[Page and application data records]
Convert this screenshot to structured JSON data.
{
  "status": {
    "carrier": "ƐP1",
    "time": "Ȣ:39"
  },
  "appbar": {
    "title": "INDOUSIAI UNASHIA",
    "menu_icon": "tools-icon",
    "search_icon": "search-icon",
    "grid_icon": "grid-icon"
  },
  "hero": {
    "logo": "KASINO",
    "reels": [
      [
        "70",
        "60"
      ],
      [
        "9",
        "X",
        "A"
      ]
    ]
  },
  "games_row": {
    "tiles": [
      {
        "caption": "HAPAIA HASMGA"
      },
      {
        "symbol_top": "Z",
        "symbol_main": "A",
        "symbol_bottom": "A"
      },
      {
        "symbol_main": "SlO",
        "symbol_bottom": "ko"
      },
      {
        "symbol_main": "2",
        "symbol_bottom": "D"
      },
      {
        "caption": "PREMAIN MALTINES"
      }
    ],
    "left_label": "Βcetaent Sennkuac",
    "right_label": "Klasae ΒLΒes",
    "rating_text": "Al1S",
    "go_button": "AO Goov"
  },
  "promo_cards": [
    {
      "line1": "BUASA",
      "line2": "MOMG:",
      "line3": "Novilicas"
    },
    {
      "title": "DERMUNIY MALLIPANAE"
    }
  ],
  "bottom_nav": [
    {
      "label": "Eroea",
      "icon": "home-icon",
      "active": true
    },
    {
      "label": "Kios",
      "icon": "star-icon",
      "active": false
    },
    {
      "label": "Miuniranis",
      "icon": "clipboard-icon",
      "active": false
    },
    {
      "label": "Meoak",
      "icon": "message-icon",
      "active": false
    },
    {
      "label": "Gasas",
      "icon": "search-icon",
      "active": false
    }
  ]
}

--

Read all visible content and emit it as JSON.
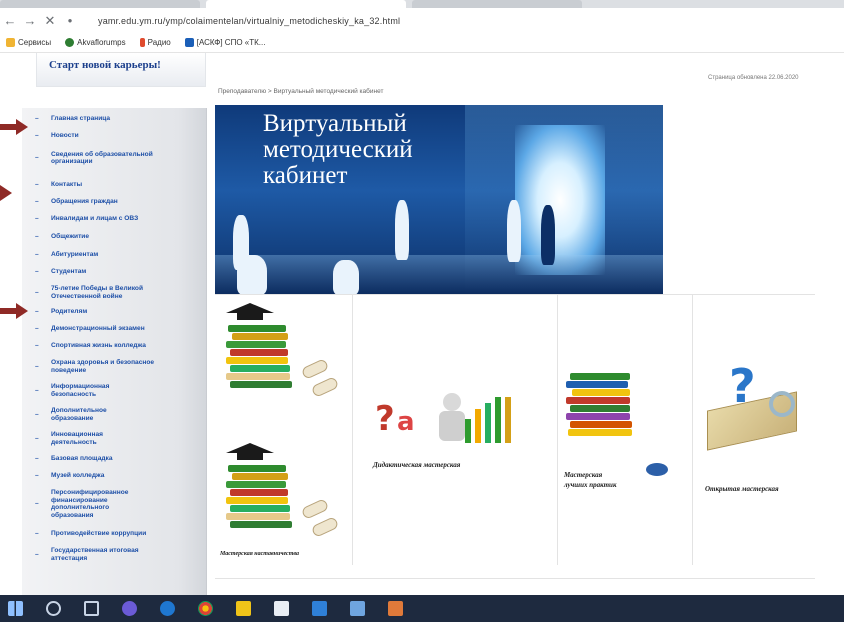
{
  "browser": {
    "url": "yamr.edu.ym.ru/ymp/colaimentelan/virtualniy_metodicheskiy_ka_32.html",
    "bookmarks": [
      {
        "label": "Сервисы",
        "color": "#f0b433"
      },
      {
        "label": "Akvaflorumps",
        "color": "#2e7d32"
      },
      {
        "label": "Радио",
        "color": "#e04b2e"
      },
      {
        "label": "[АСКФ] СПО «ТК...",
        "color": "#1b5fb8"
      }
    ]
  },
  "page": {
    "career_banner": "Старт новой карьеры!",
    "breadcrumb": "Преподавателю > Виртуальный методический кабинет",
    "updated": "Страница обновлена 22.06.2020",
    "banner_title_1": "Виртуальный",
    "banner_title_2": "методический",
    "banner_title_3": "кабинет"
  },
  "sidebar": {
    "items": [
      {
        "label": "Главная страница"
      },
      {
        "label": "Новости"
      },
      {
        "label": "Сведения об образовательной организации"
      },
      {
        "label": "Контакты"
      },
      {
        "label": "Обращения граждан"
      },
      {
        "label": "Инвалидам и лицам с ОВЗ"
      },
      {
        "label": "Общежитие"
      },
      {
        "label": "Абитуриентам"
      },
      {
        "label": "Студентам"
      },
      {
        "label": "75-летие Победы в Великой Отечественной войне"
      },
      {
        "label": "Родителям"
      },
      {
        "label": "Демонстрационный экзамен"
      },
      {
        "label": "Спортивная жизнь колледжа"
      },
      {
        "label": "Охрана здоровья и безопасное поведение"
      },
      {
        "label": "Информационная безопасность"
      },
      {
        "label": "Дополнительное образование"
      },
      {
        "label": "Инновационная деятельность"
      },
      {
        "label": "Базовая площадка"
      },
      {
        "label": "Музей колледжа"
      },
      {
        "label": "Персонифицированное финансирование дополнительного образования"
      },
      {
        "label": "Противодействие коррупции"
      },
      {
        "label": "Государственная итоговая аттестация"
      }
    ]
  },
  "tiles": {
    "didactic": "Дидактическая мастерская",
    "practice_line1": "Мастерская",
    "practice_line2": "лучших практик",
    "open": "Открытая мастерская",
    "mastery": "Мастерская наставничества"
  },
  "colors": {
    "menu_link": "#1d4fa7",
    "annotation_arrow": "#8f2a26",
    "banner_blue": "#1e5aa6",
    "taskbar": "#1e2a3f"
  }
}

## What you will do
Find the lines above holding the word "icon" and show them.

## Task answer
    "menu_icon": "tools-icon",
    "search_icon": "search-icon",
    "grid_icon": "grid-icon"
      "icon": "home-icon",
      "icon": "star-icon",
      "icon": "clipboard-icon",
      "icon": "message-icon",
      "icon": "search-icon",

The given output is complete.